Bluebird Advocate: Dr. Bill Zitek Shines in our Client Spotlight

Bonnie Mole |

We appreciate the wide variety of backgrounds, experiences, talents, and interests of our clients, and from time to time we enjoy sharing their stories with you. 

We all light up when we see flashes of brilliant bluebird feathers as these songbirds fly across our field of vision.  It’s hard to fathom that in the late 1960’s those beautiful creatures were almost extinct due to habitat loss, invasive species and use of DDT.  Through the hard work of ordinary people, the comeback of the North American bluebird is a true grass roots success story.
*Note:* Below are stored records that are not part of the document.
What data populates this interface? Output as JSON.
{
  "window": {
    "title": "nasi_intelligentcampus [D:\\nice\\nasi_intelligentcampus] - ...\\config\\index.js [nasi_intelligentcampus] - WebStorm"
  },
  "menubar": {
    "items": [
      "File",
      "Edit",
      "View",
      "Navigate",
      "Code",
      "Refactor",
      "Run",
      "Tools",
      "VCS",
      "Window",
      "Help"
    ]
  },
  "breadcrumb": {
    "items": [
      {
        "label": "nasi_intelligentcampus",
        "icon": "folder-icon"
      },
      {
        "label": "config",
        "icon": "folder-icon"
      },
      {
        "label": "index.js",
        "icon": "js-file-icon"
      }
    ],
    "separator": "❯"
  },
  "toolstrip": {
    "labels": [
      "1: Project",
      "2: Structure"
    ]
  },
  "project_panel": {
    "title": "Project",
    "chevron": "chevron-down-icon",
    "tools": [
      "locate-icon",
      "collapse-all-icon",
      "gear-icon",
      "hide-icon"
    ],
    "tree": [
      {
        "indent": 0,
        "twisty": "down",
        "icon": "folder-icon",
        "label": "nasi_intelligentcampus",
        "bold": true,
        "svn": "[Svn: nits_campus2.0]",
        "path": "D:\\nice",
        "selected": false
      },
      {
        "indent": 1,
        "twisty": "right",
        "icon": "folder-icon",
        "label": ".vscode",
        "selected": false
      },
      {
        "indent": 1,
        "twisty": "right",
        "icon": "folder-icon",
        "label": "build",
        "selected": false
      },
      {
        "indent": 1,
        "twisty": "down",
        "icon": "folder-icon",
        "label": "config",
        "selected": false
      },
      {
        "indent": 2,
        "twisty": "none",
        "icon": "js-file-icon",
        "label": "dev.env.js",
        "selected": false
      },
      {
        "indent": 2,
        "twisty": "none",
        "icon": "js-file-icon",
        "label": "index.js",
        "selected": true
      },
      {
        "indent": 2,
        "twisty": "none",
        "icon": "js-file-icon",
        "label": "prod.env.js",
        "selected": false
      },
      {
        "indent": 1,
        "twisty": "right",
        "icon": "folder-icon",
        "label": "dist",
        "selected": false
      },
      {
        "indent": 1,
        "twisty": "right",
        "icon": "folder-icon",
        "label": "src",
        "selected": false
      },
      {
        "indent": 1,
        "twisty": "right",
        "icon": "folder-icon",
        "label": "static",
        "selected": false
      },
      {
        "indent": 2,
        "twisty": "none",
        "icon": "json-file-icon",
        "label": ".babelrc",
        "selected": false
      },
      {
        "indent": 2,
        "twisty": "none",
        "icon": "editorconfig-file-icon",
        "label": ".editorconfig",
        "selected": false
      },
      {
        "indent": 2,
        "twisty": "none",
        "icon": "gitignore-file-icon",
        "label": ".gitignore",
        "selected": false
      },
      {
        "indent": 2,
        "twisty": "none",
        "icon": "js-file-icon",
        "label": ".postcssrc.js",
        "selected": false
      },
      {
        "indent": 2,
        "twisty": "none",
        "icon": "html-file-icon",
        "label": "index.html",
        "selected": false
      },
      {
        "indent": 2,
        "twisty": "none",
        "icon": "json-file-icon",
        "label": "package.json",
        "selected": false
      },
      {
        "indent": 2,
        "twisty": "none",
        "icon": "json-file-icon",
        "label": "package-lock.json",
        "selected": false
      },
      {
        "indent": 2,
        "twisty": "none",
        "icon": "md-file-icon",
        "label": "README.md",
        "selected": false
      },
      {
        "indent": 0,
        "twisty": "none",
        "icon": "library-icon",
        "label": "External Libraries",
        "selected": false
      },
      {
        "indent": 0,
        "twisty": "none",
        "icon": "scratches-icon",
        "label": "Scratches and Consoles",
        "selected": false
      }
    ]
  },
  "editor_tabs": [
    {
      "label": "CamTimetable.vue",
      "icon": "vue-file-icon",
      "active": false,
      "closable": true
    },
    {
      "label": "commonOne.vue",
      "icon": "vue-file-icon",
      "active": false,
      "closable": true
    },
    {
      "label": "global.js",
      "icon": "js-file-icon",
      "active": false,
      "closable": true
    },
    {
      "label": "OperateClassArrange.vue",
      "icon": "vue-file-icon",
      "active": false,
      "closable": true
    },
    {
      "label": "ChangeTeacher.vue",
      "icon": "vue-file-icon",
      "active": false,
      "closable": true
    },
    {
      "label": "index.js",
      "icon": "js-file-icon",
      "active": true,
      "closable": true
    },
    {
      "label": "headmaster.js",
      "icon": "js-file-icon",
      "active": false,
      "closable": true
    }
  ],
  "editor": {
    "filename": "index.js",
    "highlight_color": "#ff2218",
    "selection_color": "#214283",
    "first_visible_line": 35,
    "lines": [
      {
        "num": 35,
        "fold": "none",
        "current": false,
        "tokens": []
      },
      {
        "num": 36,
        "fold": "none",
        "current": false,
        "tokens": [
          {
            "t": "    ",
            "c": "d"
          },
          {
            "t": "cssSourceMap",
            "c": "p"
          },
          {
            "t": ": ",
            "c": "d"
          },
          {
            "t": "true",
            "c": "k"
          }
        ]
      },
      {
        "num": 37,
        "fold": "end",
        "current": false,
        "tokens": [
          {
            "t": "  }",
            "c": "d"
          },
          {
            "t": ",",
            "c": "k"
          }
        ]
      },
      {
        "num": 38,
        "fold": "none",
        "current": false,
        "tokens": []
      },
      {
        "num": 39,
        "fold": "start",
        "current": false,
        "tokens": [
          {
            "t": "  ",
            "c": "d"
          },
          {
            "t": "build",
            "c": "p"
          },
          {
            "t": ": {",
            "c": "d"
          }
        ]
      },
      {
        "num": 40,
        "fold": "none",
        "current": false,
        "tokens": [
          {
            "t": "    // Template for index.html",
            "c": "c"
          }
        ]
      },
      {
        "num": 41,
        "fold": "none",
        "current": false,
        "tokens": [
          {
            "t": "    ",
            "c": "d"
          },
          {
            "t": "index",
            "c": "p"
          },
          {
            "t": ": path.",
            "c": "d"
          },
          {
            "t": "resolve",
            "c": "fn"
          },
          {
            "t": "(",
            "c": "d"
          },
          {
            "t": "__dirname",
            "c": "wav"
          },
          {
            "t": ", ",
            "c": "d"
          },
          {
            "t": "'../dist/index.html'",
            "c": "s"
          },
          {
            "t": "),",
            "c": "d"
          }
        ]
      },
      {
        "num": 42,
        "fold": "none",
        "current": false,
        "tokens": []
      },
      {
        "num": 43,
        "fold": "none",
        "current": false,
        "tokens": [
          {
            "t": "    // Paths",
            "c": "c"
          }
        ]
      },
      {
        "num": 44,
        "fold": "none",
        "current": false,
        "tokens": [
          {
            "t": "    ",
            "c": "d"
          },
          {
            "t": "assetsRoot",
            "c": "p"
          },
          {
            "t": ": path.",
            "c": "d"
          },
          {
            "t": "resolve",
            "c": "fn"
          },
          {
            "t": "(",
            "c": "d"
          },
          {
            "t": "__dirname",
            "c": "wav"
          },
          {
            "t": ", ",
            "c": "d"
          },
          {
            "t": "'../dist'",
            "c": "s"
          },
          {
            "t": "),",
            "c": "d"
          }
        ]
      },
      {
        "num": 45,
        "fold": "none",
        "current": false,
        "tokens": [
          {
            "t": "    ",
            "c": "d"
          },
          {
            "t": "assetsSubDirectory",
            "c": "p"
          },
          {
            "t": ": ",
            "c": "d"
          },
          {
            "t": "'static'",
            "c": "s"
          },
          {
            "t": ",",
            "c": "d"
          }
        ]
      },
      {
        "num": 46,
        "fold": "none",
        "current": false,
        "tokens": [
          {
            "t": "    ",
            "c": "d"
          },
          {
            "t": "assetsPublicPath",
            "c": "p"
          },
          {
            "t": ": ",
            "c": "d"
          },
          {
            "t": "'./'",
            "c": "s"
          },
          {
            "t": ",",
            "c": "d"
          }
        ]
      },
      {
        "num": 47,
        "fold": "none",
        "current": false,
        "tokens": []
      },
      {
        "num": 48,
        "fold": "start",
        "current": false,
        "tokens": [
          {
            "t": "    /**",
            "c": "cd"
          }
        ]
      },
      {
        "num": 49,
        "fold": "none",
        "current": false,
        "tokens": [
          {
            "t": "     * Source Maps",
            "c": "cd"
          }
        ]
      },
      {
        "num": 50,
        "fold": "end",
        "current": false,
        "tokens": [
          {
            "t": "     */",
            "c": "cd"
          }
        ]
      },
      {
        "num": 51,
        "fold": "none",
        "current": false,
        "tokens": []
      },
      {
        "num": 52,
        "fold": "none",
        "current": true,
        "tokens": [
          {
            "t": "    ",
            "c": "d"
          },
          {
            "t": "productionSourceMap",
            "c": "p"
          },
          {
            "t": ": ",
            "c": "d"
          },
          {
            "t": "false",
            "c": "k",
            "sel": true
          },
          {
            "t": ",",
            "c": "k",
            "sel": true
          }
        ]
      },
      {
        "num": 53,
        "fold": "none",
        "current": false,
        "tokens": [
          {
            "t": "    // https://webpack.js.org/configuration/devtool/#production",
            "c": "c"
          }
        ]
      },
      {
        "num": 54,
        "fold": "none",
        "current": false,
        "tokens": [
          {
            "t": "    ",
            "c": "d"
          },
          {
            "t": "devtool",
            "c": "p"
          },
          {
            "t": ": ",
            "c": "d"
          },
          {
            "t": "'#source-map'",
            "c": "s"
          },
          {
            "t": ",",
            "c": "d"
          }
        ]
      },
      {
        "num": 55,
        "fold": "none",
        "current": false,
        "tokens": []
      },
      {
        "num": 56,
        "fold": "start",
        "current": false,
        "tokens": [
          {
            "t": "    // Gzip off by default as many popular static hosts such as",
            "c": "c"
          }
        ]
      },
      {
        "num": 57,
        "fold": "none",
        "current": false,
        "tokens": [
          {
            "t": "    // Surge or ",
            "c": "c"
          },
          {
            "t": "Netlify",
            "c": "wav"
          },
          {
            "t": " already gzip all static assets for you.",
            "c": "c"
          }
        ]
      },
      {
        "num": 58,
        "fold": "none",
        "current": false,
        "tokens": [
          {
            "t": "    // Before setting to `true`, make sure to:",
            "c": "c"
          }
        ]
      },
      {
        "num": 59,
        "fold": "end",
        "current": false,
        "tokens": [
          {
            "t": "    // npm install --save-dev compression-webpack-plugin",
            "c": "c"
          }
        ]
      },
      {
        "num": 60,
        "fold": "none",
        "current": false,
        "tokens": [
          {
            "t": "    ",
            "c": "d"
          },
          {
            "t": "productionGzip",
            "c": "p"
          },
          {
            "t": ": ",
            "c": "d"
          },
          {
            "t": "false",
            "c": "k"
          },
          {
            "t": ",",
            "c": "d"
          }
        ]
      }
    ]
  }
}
Fast forward to April of 2021:  William E. Zitek, DVM joins the Presidential Team of the North Carolina Bluebird Society (NCBS.)  With the mission of the NCBS to “support activities that foster the resurgence of bluebirds and other native cavity nesting birds in our home area”, this new role for Bill is a continuation of a lifelong effort of working to preserve habitat and restore species diversity.  As a veterinarian in New York State, Bill treated many wildlife species including bald eagles, ospreys, and foxes.  Upon retirement, this experience led him to become a Trustee on the board of the Nature Conservancy’s Mashomack Preserve on Shelter Island, where one of his projects was to establish and then monitor a trail of 60 bluebird nest boxes, as well as to start a purple martin colony.

Why are nest boxes important?  Bluebirds and cavity nesting birds such as chickadees, brown-headed nuthatch, and titmice traditionally nest in wooden fence posts and dead trees.  With the loss of farmland and other natural habitat, they have no place to build their nests.  The NCBS is very active in promoting nest boxes not only for individuals to set up in their yards, but also in creating and monitoring nest box trails which can be located on golf courses, hospital and school grounds, and parks.

The North Carolina Bluebird Society is represented throughout the state by County Coordinators.  Bill’s task as co-President is to organize the coordinators and provide educational material and programs.

As a result of the efforts carried out by Bill and so many other bluebird advocates starting in the early 70’s, the number of bluebirds has been able to rebound about 7% each year, so that today there is a strong vibrant population.  Nevertheless, due to continuing habitat loss, it is even more important that this conservation effort continue.

For more information on bluebirds and native cavity nesting birds, and how you can get involved, please visit the website of the North Carolina Bluebird Society:

Bluebird Nest Box Tip:  While we provide nest boxes for bluebirds, the success of the project requires effective monitoring during the nesting season.  Monitoring is the weekly opening of the nest boxes to check on the progress of the eggs, nestlings and ultimately the fledglings.

Habitat Tip:  Bluebirds eat about 70% insects / 30% fruit and berries.  When landscaping your yard, choose native plants that attract the insects for the bluebirds to eat.

Bonnie Mole is Client Service and Communications Manager at Townsend Asset Management Corp.  Email: